In the simplest implementation of an electrophoretic display, titanium dioxide particles approximately one micrometre in diameter are dispersed in a hydrocarbon oil. A dark-colored dye is also added to the oil, along with surfactants and charging agents that cause the particles to take on an electric charge. This mixture is placed between two parallel, conductive plates separated by a gap of 10 to 100 micrometres. When a voltage is applied across the two plates, the particles will migrate electrophoretically to the plate bearing the opposite charge from that on the particles. When the particles are located at the front (viewing) side of the display, it appears white, because light is scattered back to the viewer by the high-index titania particles. When the particles are located at the rear side of the display, it appears dark, because the incident light is absorbed by the colored dye. If the rear electrode is divided into a number of small picture elements (pixels), then an image can be formed by applying the appropriate voltage to each region of the display to create a pattern of reflecting and absorbing regions.
Electrophoretic displays are considered prime examples of the electronic paper category, because of their paper-like appearance and low power consumption.
Examples of commercial electrophoretic displays include the high-resolution active matrix displays used in the Amazon Kindle, Barnes and Noble Nook, Sony Librie, Sony Reader, and iRex iLiad e-readers. These displays are constructed from an electrophoretic imaging film manufactured by E Ink Corporation. The Motorola MOTOFONE F3 was the first mobile phone to use the technology, in an effort to help eliminate glare from direct sunlight during outdoor use.
Electrophoretic displays can be manufactured using the Electronics on Plastic by Laser Release (EPLaR) process developed by Philips Research to enable existing AM-LCD manufacturing plants to create flexible plastic displays.
In the 1990s another type of electronic paper was invented by Joseph Jacobson, who later co-founded the E Ink Corporation which formed a partnership with Philips Components two years later to develop and market the technology. In 2005, Philips sold the electronic paper business as well as its related patents to Prime View International. This used tiny microcapsules filled with electrically charged white particles suspended in a colored oil. In early versions, the underlying circuitry controlled whether the white particles were at the top of the capsule (so it looked white to the viewer) or at the bottom of the capsule (so the viewer saw the color of the oil). This was essentially a reintroduction of the well-known electrophoretic display technology, but the use of microcapsules allowed the display to be used on flexible plastic sheets instead of glass.

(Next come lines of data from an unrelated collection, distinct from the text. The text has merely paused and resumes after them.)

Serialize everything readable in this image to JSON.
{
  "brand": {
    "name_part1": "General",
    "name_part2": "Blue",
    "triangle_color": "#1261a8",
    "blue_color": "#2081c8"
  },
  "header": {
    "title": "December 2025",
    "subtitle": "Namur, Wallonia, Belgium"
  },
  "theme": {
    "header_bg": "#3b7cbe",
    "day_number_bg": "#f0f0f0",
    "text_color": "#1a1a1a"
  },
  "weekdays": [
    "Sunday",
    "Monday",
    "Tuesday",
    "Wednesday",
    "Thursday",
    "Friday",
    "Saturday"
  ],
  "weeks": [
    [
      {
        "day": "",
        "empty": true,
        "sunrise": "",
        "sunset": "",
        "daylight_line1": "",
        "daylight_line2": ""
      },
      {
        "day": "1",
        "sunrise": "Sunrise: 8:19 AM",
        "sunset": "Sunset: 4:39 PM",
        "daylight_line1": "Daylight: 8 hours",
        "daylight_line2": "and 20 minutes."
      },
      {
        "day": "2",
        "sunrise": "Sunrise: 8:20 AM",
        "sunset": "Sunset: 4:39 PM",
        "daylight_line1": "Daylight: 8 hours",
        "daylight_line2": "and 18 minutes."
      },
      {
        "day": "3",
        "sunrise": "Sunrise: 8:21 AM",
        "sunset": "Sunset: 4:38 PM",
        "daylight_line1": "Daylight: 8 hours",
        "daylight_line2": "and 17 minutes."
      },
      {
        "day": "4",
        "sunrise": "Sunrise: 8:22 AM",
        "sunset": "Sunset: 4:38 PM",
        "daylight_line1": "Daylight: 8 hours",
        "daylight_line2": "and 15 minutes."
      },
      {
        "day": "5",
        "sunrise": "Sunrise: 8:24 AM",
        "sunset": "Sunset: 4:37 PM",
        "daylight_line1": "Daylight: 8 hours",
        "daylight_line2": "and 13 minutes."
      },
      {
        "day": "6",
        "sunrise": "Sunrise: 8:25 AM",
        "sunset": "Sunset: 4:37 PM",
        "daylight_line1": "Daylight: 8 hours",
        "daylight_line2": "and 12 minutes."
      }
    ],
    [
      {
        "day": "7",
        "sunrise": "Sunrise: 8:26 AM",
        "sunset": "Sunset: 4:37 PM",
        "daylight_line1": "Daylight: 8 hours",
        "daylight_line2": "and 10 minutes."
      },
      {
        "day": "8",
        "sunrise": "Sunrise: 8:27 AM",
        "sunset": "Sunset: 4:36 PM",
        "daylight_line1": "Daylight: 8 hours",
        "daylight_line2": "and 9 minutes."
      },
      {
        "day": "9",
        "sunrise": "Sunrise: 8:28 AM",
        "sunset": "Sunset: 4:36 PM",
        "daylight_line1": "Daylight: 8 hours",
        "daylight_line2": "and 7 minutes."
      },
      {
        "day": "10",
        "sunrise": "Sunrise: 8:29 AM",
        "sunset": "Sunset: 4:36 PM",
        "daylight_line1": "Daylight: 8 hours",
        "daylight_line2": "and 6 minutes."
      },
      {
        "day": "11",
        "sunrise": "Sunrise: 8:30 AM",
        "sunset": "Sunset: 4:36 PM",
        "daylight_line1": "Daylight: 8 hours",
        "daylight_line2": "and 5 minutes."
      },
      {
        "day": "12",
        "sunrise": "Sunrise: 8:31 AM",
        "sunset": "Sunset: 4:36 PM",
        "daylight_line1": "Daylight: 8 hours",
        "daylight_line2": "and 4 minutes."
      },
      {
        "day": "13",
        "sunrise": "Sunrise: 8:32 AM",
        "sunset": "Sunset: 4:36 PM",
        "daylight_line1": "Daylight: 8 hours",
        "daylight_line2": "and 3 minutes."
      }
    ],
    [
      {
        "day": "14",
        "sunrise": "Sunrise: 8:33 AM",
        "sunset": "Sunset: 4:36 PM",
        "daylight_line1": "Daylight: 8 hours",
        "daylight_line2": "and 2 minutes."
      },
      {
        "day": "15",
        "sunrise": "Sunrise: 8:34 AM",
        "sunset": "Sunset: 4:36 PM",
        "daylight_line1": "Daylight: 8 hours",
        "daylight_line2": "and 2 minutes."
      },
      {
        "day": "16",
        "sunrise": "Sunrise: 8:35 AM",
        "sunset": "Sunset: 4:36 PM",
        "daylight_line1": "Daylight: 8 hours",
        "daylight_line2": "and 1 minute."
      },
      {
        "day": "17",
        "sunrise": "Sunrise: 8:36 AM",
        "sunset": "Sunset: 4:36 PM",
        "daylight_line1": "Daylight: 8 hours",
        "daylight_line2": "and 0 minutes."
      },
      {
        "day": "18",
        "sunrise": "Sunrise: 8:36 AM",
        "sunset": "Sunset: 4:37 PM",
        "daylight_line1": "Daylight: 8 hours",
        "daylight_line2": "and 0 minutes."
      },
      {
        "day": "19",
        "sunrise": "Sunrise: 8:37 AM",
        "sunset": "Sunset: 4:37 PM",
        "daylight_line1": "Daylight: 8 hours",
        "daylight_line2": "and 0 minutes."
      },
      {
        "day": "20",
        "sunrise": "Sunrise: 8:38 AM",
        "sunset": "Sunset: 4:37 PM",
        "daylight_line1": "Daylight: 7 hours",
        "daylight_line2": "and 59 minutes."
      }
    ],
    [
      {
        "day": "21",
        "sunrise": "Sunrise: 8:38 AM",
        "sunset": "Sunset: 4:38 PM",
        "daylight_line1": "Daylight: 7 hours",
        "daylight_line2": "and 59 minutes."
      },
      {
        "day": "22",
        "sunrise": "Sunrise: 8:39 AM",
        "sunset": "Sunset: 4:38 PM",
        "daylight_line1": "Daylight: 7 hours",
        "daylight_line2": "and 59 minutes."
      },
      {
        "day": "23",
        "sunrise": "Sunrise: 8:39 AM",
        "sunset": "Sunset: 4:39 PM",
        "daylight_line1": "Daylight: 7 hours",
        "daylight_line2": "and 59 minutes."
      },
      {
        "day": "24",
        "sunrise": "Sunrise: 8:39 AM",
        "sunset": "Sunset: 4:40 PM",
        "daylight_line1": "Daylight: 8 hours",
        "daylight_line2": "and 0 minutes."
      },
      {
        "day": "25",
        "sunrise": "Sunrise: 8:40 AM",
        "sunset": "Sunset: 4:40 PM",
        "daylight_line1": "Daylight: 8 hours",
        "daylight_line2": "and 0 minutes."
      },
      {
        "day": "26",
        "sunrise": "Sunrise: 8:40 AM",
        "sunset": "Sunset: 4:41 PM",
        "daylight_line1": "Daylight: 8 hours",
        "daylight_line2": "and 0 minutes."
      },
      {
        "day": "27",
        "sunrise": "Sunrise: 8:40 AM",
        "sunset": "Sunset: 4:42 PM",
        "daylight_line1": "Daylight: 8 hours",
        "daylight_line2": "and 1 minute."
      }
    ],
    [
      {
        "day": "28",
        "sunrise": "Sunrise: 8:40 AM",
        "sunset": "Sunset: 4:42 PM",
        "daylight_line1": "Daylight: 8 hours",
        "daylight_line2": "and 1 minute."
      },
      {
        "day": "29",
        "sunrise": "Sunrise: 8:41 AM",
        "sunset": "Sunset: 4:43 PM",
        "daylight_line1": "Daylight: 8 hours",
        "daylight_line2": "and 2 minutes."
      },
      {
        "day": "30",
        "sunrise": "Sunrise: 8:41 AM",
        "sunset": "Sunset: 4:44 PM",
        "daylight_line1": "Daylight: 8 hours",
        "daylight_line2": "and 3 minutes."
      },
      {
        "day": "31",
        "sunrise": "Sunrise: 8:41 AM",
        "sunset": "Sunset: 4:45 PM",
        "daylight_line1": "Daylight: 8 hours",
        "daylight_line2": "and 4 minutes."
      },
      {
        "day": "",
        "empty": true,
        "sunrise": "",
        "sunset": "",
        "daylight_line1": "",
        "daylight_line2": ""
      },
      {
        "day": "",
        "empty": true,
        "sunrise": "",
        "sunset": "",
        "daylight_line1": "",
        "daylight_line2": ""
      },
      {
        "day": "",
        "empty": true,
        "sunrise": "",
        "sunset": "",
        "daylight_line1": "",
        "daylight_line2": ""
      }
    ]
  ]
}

One early version of electronic paper consists of a sheet of very small transparent capsules, each about 40 micrometres across. Each capsule contains an oily solution containing black dye (the electronic ink), with numerous white titanium dioxide particles suspended within. The particles are slightly negatively charged, and each one is naturally white.
The microcapsules are held in a layer of liquid polymer, sandwiched between two arrays of electrodes, the upper of which is made transparent. The two arrays are aligned so that the sheet is divided into pixels, which each pixel corresponding to a pair of electrodes situated either side of the sheet. The sheet is laminated with transparent plastic for protection, resulting in an overall thickness of 80 micrometres, or twice that of ordinary paper.
Appearance of pixelsThe network of electrodes is connected to display circuitry, which turns the electronic ink 'on' and 'off' at specific pixels by applying a voltage to specific pairs of electrodes. Applying a negative charge to the surface electrode repels the particles to the bottom of local capsules, forcing the black dye to the surface and giving the pixel a black appearance. Reversing the voltage has the opposite effect - the particles are forced from the surface, giving the pixel a white appearance. A more recent incarnation of this concept requires only one layer of electrodes beneath the microcapsules.